The contribution of animal models to understanding the role of the immune system in human idiopathic pulmonary fibrosis
Miles, T., Hoyne, G. F., Knight, D. A., Fear, M. W., Mutsaers, S. E., & Prele, C. M. (2020). The contribution of animal models to understanding the role of the immune system in human idiopathic pulmonary fibrosis. Clinical and Translational Immunology, 9 (7).

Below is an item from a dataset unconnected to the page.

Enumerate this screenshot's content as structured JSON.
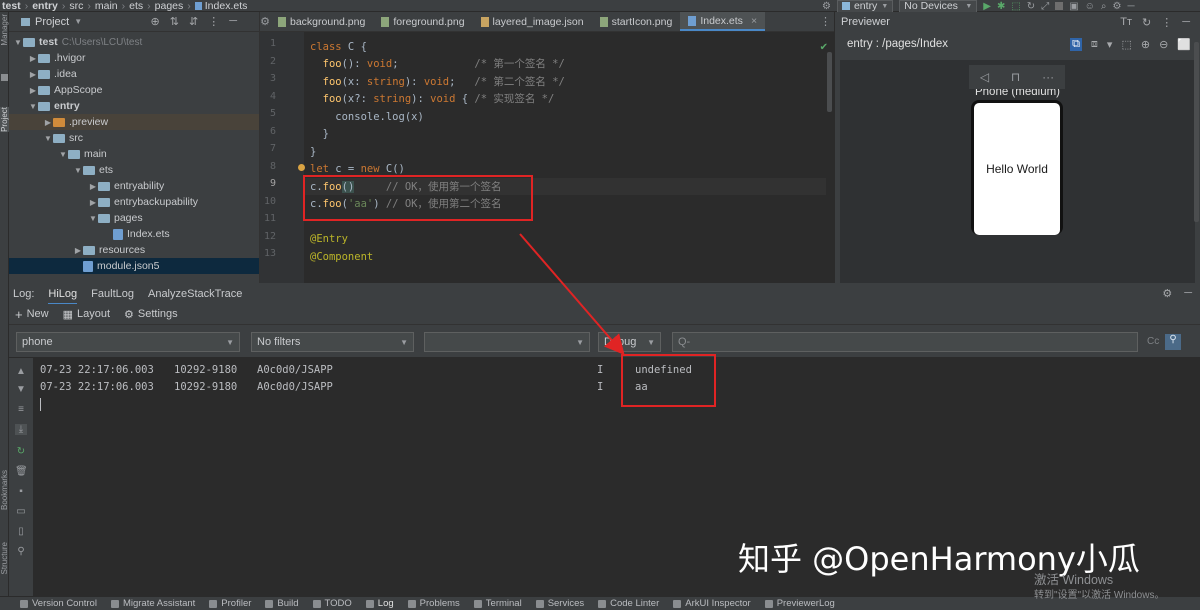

Pulmonary fibrosis occurs in a heterogeneous group of lung disorders and is characterised by an excessive deposition of extracellular matrix proteins within the pulmonary interstitium, leading to impaired gas transfer and a loss of lung function. In the past 10 years, there has been a dramatic increase in our understanding of the immune system and how it contributes to fibrogenic processes within the lung. This review will compare some of the models used to investigate the pathogenesis and treatment of pulmonary fibrosis, in particular those used to study immune cell pathogenicity in idiopathic pulmonary fibrosis, highlighting their advantages and disadvantages in dissecting human disease.
animal models, bleomycin, fibrogenesis, inflammation, innate and adaptive immune system